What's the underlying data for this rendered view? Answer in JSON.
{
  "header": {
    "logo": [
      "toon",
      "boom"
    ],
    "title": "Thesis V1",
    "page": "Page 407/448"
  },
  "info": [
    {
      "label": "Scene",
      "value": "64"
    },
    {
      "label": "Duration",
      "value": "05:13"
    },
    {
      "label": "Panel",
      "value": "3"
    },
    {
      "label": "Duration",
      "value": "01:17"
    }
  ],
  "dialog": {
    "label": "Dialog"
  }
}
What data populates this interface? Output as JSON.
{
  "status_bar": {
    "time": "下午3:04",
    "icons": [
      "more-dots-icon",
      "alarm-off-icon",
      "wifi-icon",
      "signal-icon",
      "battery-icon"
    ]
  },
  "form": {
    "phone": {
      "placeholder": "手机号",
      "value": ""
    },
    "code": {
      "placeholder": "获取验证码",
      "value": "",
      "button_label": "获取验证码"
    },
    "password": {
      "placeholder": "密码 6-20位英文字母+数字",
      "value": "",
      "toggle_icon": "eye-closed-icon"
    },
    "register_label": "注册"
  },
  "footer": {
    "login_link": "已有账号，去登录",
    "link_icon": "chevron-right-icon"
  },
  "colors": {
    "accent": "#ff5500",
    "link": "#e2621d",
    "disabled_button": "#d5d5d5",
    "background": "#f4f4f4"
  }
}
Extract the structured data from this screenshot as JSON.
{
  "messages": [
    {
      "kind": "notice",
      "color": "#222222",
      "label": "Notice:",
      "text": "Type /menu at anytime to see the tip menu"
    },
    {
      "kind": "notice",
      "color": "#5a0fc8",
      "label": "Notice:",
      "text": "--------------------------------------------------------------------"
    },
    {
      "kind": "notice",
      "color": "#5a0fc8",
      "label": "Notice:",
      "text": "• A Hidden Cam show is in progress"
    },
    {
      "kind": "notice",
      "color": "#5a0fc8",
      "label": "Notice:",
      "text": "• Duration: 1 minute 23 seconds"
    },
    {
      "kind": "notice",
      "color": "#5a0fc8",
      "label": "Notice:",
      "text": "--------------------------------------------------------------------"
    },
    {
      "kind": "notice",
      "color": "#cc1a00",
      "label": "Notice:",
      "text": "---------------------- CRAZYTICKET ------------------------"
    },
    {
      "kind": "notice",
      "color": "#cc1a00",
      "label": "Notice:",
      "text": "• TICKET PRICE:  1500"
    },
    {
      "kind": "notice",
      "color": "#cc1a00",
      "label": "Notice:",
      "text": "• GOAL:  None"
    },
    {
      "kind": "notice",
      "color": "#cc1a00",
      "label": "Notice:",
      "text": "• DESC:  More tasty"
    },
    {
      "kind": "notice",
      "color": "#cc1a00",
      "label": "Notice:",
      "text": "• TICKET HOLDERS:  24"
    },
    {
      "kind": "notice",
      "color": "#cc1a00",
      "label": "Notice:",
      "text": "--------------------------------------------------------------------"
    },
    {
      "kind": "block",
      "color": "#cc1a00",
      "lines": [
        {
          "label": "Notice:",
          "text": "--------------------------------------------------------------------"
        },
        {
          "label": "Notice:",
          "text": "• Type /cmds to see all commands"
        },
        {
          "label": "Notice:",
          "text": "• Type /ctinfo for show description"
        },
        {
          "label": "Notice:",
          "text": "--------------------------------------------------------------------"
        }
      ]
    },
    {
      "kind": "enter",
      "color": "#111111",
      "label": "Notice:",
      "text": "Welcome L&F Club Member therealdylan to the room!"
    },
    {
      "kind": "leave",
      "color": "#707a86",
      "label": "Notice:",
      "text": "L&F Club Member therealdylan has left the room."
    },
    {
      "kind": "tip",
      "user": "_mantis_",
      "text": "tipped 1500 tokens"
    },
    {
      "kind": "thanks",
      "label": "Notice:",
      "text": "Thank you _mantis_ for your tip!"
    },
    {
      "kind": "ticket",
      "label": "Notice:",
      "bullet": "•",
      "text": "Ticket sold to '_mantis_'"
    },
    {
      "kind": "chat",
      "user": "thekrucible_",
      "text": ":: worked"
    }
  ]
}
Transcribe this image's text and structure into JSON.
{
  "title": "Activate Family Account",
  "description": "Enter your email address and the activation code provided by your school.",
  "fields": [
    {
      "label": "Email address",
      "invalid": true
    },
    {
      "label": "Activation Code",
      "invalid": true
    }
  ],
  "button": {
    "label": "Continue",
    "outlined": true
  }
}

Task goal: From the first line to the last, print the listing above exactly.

Solution below:
What's the underlying data for this rendered view? Answer in JSON.
{
  "header": {
    "logo": [
      "toon",
      "boom"
    ],
    "title": "Thesis V1",
    "page": "Page 407/448"
  },
  "info": [
    {
      "label": "Scene",
      "value": "64"
    },
    {
      "label": "Duration",
      "value": "05:13"
    },
    {
      "label": "Panel",
      "value": "3"
    },
    {
      "label": "Duration",
      "value": "01:17"
    }
  ],
  "dialog": {
    "label": "Dialog"
  }
}
What data populates this interface? Output as JSON.
{
  "status_bar": {
    "time": "下午3:04",
    "icons": [
      "more-dots-icon",
      "alarm-off-icon",
      "wifi-icon",
      "signal-icon",
      "battery-icon"
    ]
  },
  "form": {
    "phone": {
      "placeholder": "手机号",
      "value": ""
    },
    "code": {
      "placeholder": "获取验证码",
      "value": "",
      "button_label": "获取验证码"
    },
    "password": {
      "placeholder": "密码 6-20位英文字母+数字",
      "value": "",
      "toggle_icon": "eye-closed-icon"
    },
    "register_label": "注册"
  },
  "footer": {
    "login_link": "已有账号，去登录",
    "link_icon": "chevron-right-icon"
  },
  "colors": {
    "accent": "#ff5500",
    "link": "#e2621d",
    "disabled_button": "#d5d5d5",
    "background": "#f4f4f4"
  }
}
Extract the structured data from this screenshot as JSON.
{
  "messages": [
    {
      "kind": "notice",
      "color": "#222222",
      "label": "Notice:",
      "text": "Type /menu at anytime to see the tip menu"
    },
    {
      "kind": "notice",
      "color": "#5a0fc8",
      "label": "Notice:",
      "text": "--------------------------------------------------------------------"
    },
    {
      "kind": "notice",
      "color": "#5a0fc8",
      "label": "Notice:",
      "text": "• A Hidden Cam show is in progress"
    },
    {
      "kind": "notice",
      "color": "#5a0fc8",
      "label": "Notice:",
      "text": "• Duration: 1 minute 23 seconds"
    },
    {
      "kind": "notice",
      "color": "#5a0fc8",
      "label": "Notice:",
      "text": "--------------------------------------------------------------------"
    },
    {
      "kind": "notice",
      "color": "#cc1a00",
      "label": "Notice:",
      "text": "---------------------- CRAZYTICKET ------------------------"
    },
    {
      "kind": "notice",
      "color": "#cc1a00",
      "label": "Notice:",
      "text": "• TICKET PRICE:  1500"
    },
    {
      "kind": "notice",
      "color": "#cc1a00",
      "label": "Notice:",
      "text": "• GOAL:  None"
    },
    {
      "kind": "notice",
      "color": "#cc1a00",
      "label": "Notice:",
      "text": "• DESC:  More tasty"
    },
    {
      "kind": "notice",
      "color": "#cc1a00",
      "label": "Notice:",
      "text": "• TICKET HOLDERS:  24"
    },
    {
      "kind": "notice",
      "color": "#cc1a00",
      "label": "Notice:",
      "text": "--------------------------------------------------------------------"
    },
    {
      "kind": "block",
      "color": "#cc1a00",
      "lines": [
        {
          "label": "Notice:",
          "text": "--------------------------------------------------------------------"
        },
        {
          "label": "Notice:",
          "text": "• Type /cmds to see all commands"
        },
        {
          "label": "Notice:",
          "text": "• Type /ctinfo for show description"
        },
        {
          "label": "Notice:",
          "text": "--------------------------------------------------------------------"
        }
      ]
    },
    {
      "kind": "enter",
      "color": "#111111",
      "label": "Notice:",
      "text": "Welcome L&F Club Member therealdylan to the room!"
    },
    {
      "kind": "leave",
      "color": "#707a86",
      "label": "Notice:",
      "text": "L&F Club Member therealdylan has left the room."
    },
    {
      "kind": "tip",
      "user": "_mantis_",
      "text": "tipped 1500 tokens"
    },
    {
      "kind": "thanks",
      "label": "Notice:",
      "text": "Thank you _mantis_ for your tip!"
    },
    {
      "kind": "ticket",
      "label": "Notice:",
      "bullet": "•",
      "text": "Ticket sold to '_mantis_'"
    },
    {
      "kind": "chat",
      "user": "thekrucible_",
      "text": ":: worked"
    }
  ]
}
Transcribe this image's text and structure into JSON.
{
  "title": "Activate Family Account",
  "description": "Enter your email address and the activation code provided by your school.",
  "fields": [
    {
      "label": "Email address",
      "invalid": true
    },
    {
      "label": "Activation Code",
      "invalid": true
    }
  ],
  "button": {
    "label": "Continue",
    "outlined": true
  }
}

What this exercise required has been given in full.